And finally, the incentives for the customer are the reason co-branded cards exist in the first place. Using the card lets a user receive special discounts or accumulate points or miles that can be redeemed for additional purchases. Choosing a credit card often involves a careful weighing of the rewards. A small cottage industry now exists for websites that break down various reward structures for co-branded and regular cards. Though the rewards are often an appealing lure, customers should be cautious of the danger of using a co-branded card. The average APR on co-branded cards last years was 23.43%, while the average for regular credit cards was 15%. If you’re not diligent about paying off credit cards, the rewards won’t be worth the debt.
Co-branded credit cards are certainly a major contingent in the payment industry—but one that’s constantly changing. Competition for customers and retail partners is fierce, and more and more credit card companies are getting in on the game.

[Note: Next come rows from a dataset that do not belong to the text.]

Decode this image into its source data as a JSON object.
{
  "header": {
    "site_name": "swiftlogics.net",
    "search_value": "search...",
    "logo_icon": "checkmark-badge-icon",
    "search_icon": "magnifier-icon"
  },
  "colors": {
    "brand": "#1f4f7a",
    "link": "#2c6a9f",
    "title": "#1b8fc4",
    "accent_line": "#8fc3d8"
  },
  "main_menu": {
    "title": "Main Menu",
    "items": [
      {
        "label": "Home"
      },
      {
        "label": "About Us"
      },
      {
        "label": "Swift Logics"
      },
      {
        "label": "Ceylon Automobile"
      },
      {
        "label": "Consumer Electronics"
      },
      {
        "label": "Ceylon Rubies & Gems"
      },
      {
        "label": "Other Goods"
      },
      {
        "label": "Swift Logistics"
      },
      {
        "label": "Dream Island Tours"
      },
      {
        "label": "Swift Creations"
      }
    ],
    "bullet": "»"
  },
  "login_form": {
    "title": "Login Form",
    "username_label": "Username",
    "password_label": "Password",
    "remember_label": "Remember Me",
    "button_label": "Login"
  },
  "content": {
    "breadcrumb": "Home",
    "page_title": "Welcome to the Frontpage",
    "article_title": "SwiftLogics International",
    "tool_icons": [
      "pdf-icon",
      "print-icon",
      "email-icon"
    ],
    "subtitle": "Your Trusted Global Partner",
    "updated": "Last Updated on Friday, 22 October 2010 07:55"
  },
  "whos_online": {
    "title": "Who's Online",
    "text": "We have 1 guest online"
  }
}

What’s more, in an effort to gain a larger audience, more emphasis is being placed on term transparency and ease of use. Southwest Airlines is particularly lauded for making it easy to book a flight with points from the Southwest Rapid Rewards Visa Card rather than with money.
Once just the realm of the affluent, co-branded credit card companies are doing more and more to appeal to the middle class. A survey found that while households earning an annual income of $75,000-99,000 are most likely to want cash back rewards from their credit cards, households with a $50,000-$74,900 annual income are most likely to want miles rewards and point flexibility. To that end, mainstream retailers like WalMart and Red Roof Inn have recently begun offering co-branded cards in order to broaden their audience.
It remains to be seen whether the appeal to the middle class will pay off for credit card companies, especially as interest rates on co-branded cards continue to increase after the Federal Reserve increased its benchmark interest rates last year. Some experts fear that we’re on the verge of a breaking point, where the high rates won’t be worth it to customers anymore. And as retailers become more demanding about their terms—especially after witnessing Costco’s coup—credit card companies will be forced to respond.